• ACTION ITEM
Nothing but the records, repeated exactly, should form the response.

• DATA RECORDS
-=-=-=-=-

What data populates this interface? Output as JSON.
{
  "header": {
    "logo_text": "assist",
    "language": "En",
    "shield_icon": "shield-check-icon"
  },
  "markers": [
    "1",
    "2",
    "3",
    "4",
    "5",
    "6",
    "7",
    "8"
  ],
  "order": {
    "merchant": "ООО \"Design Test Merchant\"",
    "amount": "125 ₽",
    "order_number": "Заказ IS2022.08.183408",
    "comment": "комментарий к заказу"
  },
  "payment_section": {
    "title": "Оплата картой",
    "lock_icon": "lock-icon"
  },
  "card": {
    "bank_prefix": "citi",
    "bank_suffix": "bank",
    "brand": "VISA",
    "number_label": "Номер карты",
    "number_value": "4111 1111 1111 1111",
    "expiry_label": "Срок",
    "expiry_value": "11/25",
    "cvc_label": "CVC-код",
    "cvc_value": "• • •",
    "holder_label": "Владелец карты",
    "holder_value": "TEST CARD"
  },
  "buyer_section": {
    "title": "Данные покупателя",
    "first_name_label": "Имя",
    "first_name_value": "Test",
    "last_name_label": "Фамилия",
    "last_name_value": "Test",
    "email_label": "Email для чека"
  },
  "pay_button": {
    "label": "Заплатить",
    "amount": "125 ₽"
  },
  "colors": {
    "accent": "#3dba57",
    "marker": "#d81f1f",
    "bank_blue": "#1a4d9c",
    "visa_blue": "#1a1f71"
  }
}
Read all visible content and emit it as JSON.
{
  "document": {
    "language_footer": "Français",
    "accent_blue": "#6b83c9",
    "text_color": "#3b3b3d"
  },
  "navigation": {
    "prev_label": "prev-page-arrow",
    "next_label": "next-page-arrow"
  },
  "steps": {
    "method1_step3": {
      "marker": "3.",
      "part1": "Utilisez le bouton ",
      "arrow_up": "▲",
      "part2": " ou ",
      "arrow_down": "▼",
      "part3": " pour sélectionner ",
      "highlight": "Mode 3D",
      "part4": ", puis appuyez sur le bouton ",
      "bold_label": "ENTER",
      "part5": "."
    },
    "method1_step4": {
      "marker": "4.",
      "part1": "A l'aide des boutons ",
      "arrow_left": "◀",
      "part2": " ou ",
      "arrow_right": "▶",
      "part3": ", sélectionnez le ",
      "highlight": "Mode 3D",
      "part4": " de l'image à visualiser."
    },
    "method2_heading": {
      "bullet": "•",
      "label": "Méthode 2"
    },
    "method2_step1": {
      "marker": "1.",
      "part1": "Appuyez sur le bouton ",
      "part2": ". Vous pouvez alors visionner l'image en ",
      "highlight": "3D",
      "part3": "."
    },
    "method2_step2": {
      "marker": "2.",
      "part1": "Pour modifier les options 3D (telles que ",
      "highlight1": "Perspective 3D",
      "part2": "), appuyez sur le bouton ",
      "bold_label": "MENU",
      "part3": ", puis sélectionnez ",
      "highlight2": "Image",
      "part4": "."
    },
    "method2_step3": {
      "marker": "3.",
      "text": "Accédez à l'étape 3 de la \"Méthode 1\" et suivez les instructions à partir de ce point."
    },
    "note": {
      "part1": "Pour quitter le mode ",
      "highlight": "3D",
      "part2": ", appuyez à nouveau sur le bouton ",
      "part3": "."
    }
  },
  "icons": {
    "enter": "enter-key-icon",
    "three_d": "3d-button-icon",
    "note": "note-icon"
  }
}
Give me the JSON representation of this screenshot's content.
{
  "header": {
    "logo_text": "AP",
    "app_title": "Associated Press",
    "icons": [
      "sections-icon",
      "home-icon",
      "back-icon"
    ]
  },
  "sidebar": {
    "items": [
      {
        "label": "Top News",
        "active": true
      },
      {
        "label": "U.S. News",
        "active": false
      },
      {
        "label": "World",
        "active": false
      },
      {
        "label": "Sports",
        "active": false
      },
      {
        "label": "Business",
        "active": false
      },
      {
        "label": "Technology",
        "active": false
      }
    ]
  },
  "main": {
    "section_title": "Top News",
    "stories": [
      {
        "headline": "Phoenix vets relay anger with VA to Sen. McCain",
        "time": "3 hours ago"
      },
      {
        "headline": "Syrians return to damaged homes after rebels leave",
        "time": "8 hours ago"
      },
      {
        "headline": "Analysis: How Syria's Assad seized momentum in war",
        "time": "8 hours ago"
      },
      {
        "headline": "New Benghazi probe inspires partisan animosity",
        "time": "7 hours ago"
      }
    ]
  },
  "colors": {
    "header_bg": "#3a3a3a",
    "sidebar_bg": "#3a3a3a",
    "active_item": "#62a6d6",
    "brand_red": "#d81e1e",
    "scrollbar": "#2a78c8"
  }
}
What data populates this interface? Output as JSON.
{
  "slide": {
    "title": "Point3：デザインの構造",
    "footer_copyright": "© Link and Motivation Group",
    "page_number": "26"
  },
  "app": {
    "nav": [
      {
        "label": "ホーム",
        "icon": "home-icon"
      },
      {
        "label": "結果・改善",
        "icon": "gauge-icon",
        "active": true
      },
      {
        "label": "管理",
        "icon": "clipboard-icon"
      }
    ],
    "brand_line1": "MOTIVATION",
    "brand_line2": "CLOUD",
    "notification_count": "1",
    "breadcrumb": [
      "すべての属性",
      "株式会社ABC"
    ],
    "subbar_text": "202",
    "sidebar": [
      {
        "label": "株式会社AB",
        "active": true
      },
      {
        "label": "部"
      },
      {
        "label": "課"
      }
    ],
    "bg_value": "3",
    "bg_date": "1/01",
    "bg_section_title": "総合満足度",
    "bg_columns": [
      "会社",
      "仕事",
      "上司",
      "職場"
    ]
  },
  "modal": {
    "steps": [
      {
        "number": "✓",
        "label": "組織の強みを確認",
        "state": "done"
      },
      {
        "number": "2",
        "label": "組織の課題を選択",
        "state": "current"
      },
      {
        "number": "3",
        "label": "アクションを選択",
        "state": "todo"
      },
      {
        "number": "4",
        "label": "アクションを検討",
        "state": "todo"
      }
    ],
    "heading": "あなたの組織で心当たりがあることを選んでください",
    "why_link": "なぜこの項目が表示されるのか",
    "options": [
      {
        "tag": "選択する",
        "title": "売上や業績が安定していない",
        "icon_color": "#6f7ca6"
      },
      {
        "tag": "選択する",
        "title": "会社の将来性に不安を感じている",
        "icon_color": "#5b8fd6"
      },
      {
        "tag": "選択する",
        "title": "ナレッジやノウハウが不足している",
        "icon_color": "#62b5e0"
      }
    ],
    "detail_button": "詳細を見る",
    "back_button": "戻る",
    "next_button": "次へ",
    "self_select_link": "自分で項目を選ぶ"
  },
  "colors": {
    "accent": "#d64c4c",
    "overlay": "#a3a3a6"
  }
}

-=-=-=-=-

• EXERCISE RESPONSE
What data populates this interface? Output as JSON.
{
  "header": {
    "logo_text": "assist",
    "language": "En",
    "shield_icon": "shield-check-icon"
  },
  "markers": [
    "1",
    "2",
    "3",
    "4",
    "5",
    "6",
    "7",
    "8"
  ],
  "order": {
    "merchant": "ООО \"Design Test Merchant\"",
    "amount": "125 ₽",
    "order_number": "Заказ IS2022.08.183408",
    "comment": "комментарий к заказу"
  },
  "payment_section": {
    "title": "Оплата картой",
    "lock_icon": "lock-icon"
  },
  "card": {
    "bank_prefix": "citi",
    "bank_suffix": "bank",
    "brand": "VISA",
    "number_label": "Номер карты",
    "number_value": "4111 1111 1111 1111",
    "expiry_label": "Срок",
    "expiry_value": "11/25",
    "cvc_label": "CVC-код",
    "cvc_value": "• • •",
    "holder_label": "Владелец карты",
    "holder_value": "TEST CARD"
  },
  "buyer_section": {
    "title": "Данные покупателя",
    "first_name_label": "Имя",
    "first_name_value": "Test",
    "last_name_label": "Фамилия",
    "last_name_value": "Test",
    "email_label": "Email для чека"
  },
  "pay_button": {
    "label": "Заплатить",
    "amount": "125 ₽"
  },
  "colors": {
    "accent": "#3dba57",
    "marker": "#d81f1f",
    "bank_blue": "#1a4d9c",
    "visa_blue": "#1a1f71"
  }
}
Read all visible content and emit it as JSON.
{
  "document": {
    "language_footer": "Français",
    "accent_blue": "#6b83c9",
    "text_color": "#3b3b3d"
  },
  "navigation": {
    "prev_label": "prev-page-arrow",
    "next_label": "next-page-arrow"
  },
  "steps": {
    "method1_step3": {
      "marker": "3.",
      "part1": "Utilisez le bouton ",
      "arrow_up": "▲",
      "part2": " ou ",
      "arrow_down": "▼",
      "part3": " pour sélectionner ",
      "highlight": "Mode 3D",
      "part4": ", puis appuyez sur le bouton ",
      "bold_label": "ENTER",
      "part5": "."
    },
    "method1_step4": {
      "marker": "4.",
      "part1": "A l'aide des boutons ",
      "arrow_left": "◀",
      "part2": " ou ",
      "arrow_right": "▶",
      "part3": ", sélectionnez le ",
      "highlight": "Mode 3D",
      "part4": " de l'image à visualiser."
    },
    "method2_heading": {
      "bullet": "•",
      "label": "Méthode 2"
    },
    "method2_step1": {
      "marker": "1.",
      "part1": "Appuyez sur le bouton ",
      "part2": ". Vous pouvez alors visionner l'image en ",
      "highlight": "3D",
      "part3": "."
    },
    "method2_step2": {
      "marker": "2.",
      "part1": "Pour modifier les options 3D (telles que ",
      "highlight1": "Perspective 3D",
      "part2": "), appuyez sur le bouton ",
      "bold_label": "MENU",
      "part3": ", puis sélectionnez ",
      "highlight2": "Image",
      "part4": "."
    },
    "method2_step3": {
      "marker": "3.",
      "text": "Accédez à l'étape 3 de la \"Méthode 1\" et suivez les instructions à partir de ce point."
    },
    "note": {
      "part1": "Pour quitter le mode ",
      "highlight": "3D",
      "part2": ", appuyez à nouveau sur le bouton ",
      "part3": "."
    }
  },
  "icons": {
    "enter": "enter-key-icon",
    "three_d": "3d-button-icon",
    "note": "note-icon"
  }
}
Give me the JSON representation of this screenshot's content.
{
  "header": {
    "logo_text": "AP",
    "app_title": "Associated Press",
    "icons": [
      "sections-icon",
      "home-icon",
      "back-icon"
    ]
  },
  "sidebar": {
    "items": [
      {
        "label": "Top News",
        "active": true
      },
      {
        "label": "U.S. News",
        "active": false
      },
      {
        "label": "World",
        "active": false
      },
      {
        "label": "Sports",
        "active": false
      },
      {
        "label": "Business",
        "active": false
      },
      {
        "label": "Technology",
        "active": false
      }
    ]
  },
  "main": {
    "section_title": "Top News",
    "stories": [
      {
        "headline": "Phoenix vets relay anger with VA to Sen. McCain",
        "time": "3 hours ago"
      },
      {
        "headline": "Syrians return to damaged homes after rebels leave",
        "time": "8 hours ago"
      },
      {
        "headline": "Analysis: How Syria's Assad seized momentum in war",
        "time": "8 hours ago"
      },
      {
        "headline": "New Benghazi probe inspires partisan animosity",
        "time": "7 hours ago"
      }
    ]
  },
  "colors": {
    "header_bg": "#3a3a3a",
    "sidebar_bg": "#3a3a3a",
    "active_item": "#62a6d6",
    "brand_red": "#d81e1e",
    "scrollbar": "#2a78c8"
  }
}
What data populates this interface? Output as JSON.
{
  "slide": {
    "title": "Point3：デザインの構造",
    "footer_copyright": "© Link and Motivation Group",
    "page_number": "26"
  },
  "app": {
    "nav": [
      {
        "label": "ホーム",
        "icon": "home-icon"
      },
      {
        "label": "結果・改善",
        "icon": "gauge-icon",
        "active": true
      },
      {
        "label": "管理",
        "icon": "clipboard-icon"
      }
    ],
    "brand_line1": "MOTIVATION",
    "brand_line2": "CLOUD",
    "notification_count": "1",
    "breadcrumb": [
      "すべての属性",
      "株式会社ABC"
    ],
    "subbar_text": "202",
    "sidebar": [
      {
        "label": "株式会社AB",
        "active": true
      },
      {
        "label": "部"
      },
      {
        "label": "課"
      }
    ],
    "bg_value": "3",
    "bg_date": "1/01",
    "bg_section_title": "総合満足度",
    "bg_columns": [
      "会社",
      "仕事",
      "上司",
      "職場"
    ]
  },
  "modal": {
    "steps": [
      {
        "number": "✓",
        "label": "組織の強みを確認",
        "state": "done"
      },
      {
        "number": "2",
        "label": "組織の課題を選択",
        "state": "current"
      },
      {
        "number": "3",
        "label": "アクションを選択",
        "state": "todo"
      },
      {
        "number": "4",
        "label": "アクションを検討",
        "state": "todo"
      }
    ],
    "heading": "あなたの組織で心当たりがあることを選んでください",
    "why_link": "なぜこの項目が表示されるのか",
    "options": [
      {
        "tag": "選択する",
        "title": "売上や業績が安定していない",
        "icon_color": "#6f7ca6"
      },
      {
        "tag": "選択する",
        "title": "会社の将来性に不安を感じている",
        "icon_color": "#5b8fd6"
      },
      {
        "tag": "選択する",
        "title": "ナレッジやノウハウが不足している",
        "icon_color": "#62b5e0"
      }
    ],
    "detail_button": "詳細を見る",
    "back_button": "戻る",
    "next_button": "次へ",
    "self_select_link": "自分で項目を選ぶ"
  },
  "colors": {
    "accent": "#d64c4c",
    "overlay": "#a3a3a6"
  }
}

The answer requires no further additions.